“Urrea has a wonderful eye for details and captures each story’s context with wonderfully sharp observations….These stories are vibrant, tender, and invoke a strong sense of place.” Publishers Weekly
“Urrea’s well-recommended collection leads readers to feel empathy for each character, deserving or not, and provides a gut-wrenching view of life along the sidelines.” Library Journal

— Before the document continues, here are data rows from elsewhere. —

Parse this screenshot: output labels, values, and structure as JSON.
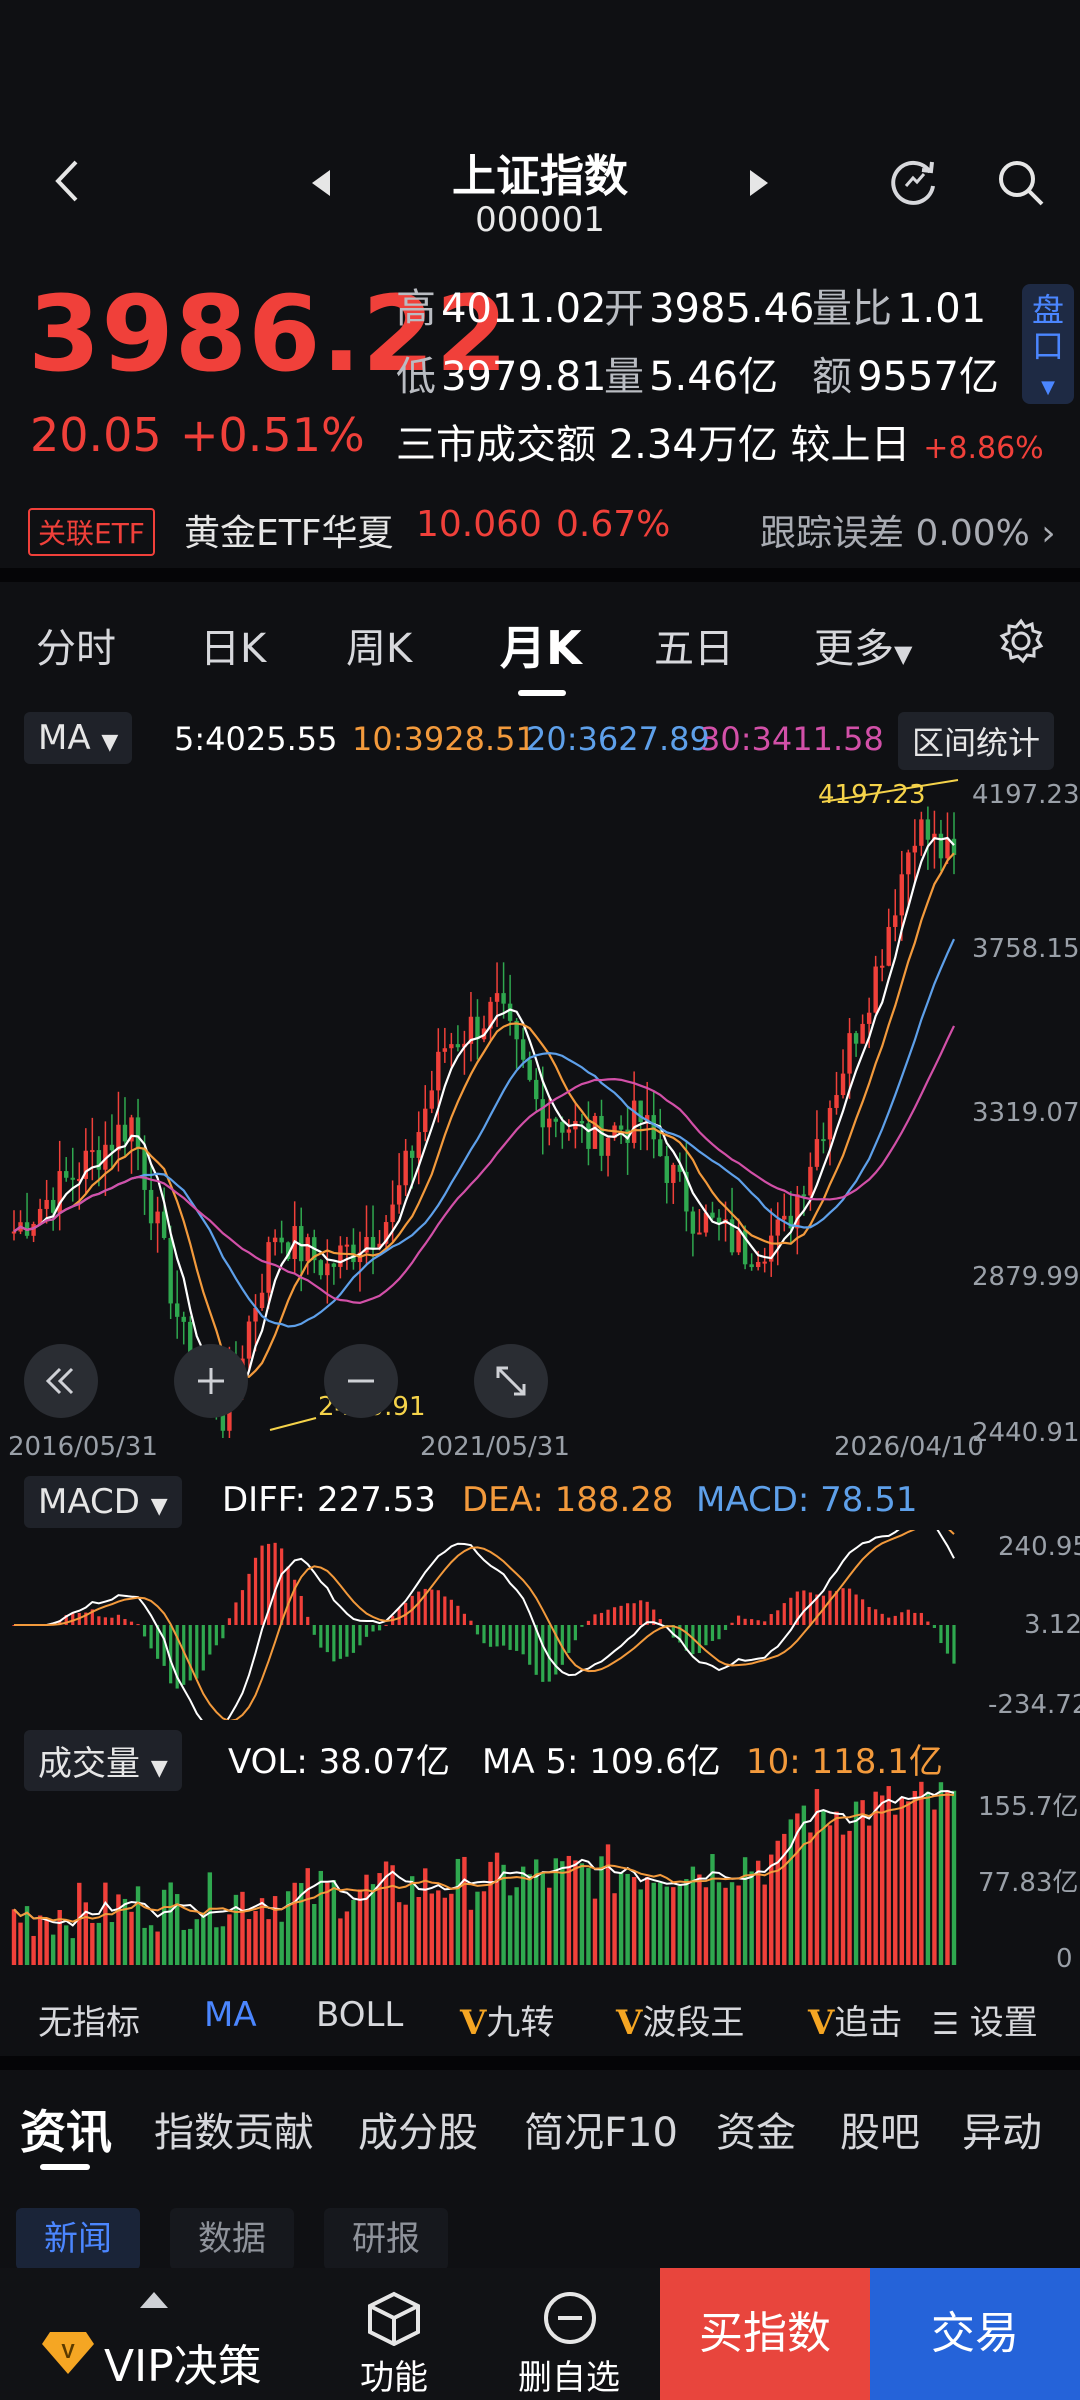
{
  "header": {
    "title": "上证指数",
    "code": "000001"
  },
  "quote": {
    "price": "3986.22",
    "change": "20.05",
    "change_pct": "+0.51%",
    "high_label": "高",
    "high": "4011.02",
    "open_label": "开",
    "open": "3985.46",
    "ratio_label": "量比",
    "ratio": "1.01",
    "low_label": "低",
    "low": "3979.81",
    "vol_label": "量",
    "vol": "5.46亿",
    "amt_label": "额",
    "amt": "9557亿",
    "turnover_text": "三市成交额 2.34万亿 较上日",
    "turnover_chg": "+8.86%",
    "pankou": "盘口"
  },
  "etf": {
    "tag": "关联ETF",
    "name": "黄金ETF华夏",
    "price": "10.060",
    "pct": "0.67%",
    "err_label": "跟踪误差",
    "err": "0.00%"
  },
  "period_tabs": [
    "分时",
    "日K",
    "周K",
    "月K",
    "五日",
    "更多"
  ],
  "active_period": "月K",
  "ma_bar": {
    "selector": "MA",
    "ma5": "5:4025.55",
    "ma10": "10:3928.51",
    "ma20": "20:3627.89",
    "ma30": "30:3411.58",
    "range_btn": "区间统计"
  },
  "kline": {
    "y_labels": [
      "4197.23",
      "3758.15",
      "3319.07",
      "2879.99",
      "2440.91"
    ],
    "x_labels": [
      "2016/05/31",
      "2021/05/31",
      "2026/04/10"
    ],
    "max_marker": "4197.23",
    "min_marker": "2440.91"
  },
  "macd": {
    "selector": "MACD",
    "diff": "DIFF: 227.53",
    "dea": "DEA: 188.28",
    "macd": "MACD: 78.51",
    "y_labels": [
      "240.95",
      "3.12",
      "-234.72"
    ]
  },
  "volume": {
    "selector": "成交量",
    "vol": "VOL: 38.07亿",
    "ma5": "MA 5: 109.6亿",
    "ma10": "10: 118.1亿",
    "y_labels": [
      "155.7亿",
      "77.83亿",
      "0"
    ]
  },
  "indicators": [
    "无指标",
    "MA",
    "BOLL",
    "九转",
    "波段王",
    "追击",
    "设置"
  ],
  "info_tabs": [
    "资讯",
    "指数贡献",
    "成分股",
    "简况F10",
    "资金",
    "股吧",
    "异动"
  ],
  "sub_tabs": [
    "新闻",
    "数据",
    "研报"
  ],
  "bottom": {
    "vip": "VIP决策",
    "func": "功能",
    "remove": "删自选",
    "buy": "买指数",
    "trade": "交易"
  },
  "colors": {
    "up": "#f0403a",
    "down": "#2fa84f",
    "ma5": "#ffffff",
    "ma10": "#f39a3c",
    "ma20": "#5ea0ea",
    "ma30": "#d250a8",
    "accent": "#4b86ff"
  },
  "chart_data": {
    "type": "line",
    "title": "上证指数 月K",
    "x": [
      "2016/05/31",
      "2021/05/31",
      "2026/04/10"
    ],
    "ylim": [
      2440.91,
      4197.23
    ],
    "series": [
      {
        "name": "MA5",
        "last": 4025.55
      },
      {
        "name": "MA10",
        "last": 3928.51
      },
      {
        "name": "MA20",
        "last": 3627.89
      },
      {
        "name": "MA30",
        "last": 3411.58
      }
    ]
  }
}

My wife calls this book “the gateway drug.” I call it my Whitman’s Sampler. The idea being that I seem to be entering an era when a lot of new readers come my way. We thought it would be useful to present a snack platter of all the things I do in fiction. The stories are both old and new. Some of them come from an older book called Six Kinds of Sky. Sad, really–been writing since high school; you’d think I could come up with more stories. Well, I have lots of stories. But these are my favorites. The crazy Chicano stories were all part of an ancient fossil version of my new novel, The House of Broken Angels. Different Angels, and a different house. The story “Amapola” accidentally won the Edgar Award for being the best crime/mystery story of the year. I was embarrassed, but thrilled to meet Lee Child and spy on my heroes of mystery and thriller writing. On a personal note, the audiobook sessions for this volume were uproarious. We kept having to stop the machines because we were all laughing so hard.